[Component data from apps and pages]
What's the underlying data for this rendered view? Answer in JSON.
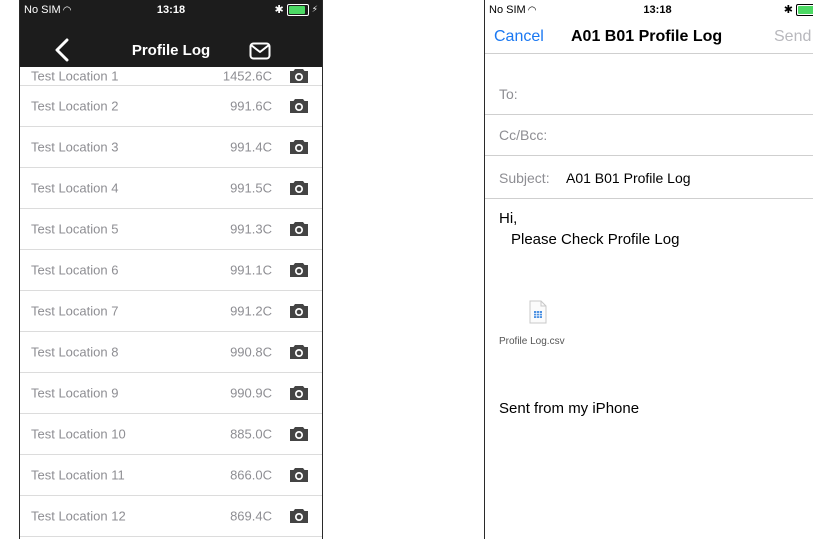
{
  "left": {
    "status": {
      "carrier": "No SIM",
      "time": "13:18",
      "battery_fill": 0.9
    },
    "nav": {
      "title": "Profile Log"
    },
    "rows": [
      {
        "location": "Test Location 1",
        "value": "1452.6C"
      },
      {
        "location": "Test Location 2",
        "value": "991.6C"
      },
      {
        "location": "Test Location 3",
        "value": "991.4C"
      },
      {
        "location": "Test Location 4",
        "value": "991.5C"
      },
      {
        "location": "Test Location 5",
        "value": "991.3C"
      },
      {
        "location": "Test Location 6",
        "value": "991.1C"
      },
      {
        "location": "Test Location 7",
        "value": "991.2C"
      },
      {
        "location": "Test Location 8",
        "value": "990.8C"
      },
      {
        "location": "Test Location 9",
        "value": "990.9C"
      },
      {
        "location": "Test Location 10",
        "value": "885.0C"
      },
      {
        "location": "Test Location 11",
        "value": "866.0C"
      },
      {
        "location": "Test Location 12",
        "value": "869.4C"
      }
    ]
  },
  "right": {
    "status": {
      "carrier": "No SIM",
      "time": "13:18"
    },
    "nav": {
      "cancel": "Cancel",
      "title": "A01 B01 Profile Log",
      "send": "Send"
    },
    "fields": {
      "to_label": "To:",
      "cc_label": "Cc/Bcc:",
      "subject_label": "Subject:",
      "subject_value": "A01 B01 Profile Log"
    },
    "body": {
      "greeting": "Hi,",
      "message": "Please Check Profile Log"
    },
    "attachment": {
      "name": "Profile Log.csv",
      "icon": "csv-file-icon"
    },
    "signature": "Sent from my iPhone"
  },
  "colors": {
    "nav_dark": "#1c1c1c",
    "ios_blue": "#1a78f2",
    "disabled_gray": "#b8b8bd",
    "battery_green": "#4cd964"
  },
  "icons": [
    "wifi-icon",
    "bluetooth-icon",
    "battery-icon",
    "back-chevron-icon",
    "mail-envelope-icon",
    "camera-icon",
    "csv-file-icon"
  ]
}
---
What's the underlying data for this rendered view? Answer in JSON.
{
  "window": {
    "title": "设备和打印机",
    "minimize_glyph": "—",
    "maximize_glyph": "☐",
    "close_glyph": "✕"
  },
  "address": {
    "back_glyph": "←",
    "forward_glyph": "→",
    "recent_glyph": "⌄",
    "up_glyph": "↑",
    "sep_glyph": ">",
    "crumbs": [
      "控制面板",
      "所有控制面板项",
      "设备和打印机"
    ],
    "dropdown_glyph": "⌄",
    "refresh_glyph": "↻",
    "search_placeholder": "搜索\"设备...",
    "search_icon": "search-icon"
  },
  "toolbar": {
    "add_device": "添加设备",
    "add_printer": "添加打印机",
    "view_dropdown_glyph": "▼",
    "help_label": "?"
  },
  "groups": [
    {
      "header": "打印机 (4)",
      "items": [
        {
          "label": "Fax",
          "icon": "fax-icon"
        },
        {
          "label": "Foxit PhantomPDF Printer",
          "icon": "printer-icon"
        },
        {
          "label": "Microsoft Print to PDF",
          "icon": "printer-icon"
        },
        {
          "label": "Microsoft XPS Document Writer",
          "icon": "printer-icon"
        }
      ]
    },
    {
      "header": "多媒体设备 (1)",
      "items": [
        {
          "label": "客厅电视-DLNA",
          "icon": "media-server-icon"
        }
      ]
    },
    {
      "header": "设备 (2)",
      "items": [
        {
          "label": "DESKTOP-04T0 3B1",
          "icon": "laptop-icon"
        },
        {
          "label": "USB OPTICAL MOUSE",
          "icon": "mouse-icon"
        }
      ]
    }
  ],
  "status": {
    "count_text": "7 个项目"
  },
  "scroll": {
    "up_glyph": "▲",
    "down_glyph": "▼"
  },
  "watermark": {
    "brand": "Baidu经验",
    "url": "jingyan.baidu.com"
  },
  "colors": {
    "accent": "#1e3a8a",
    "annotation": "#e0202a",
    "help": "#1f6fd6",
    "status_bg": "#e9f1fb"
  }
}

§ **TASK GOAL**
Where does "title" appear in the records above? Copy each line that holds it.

§ **ANSWER FOR THE TASK**
      "title": "Profile Log"
      "title": "A01 B01 Profile Log",
    "title": "设备和打印机",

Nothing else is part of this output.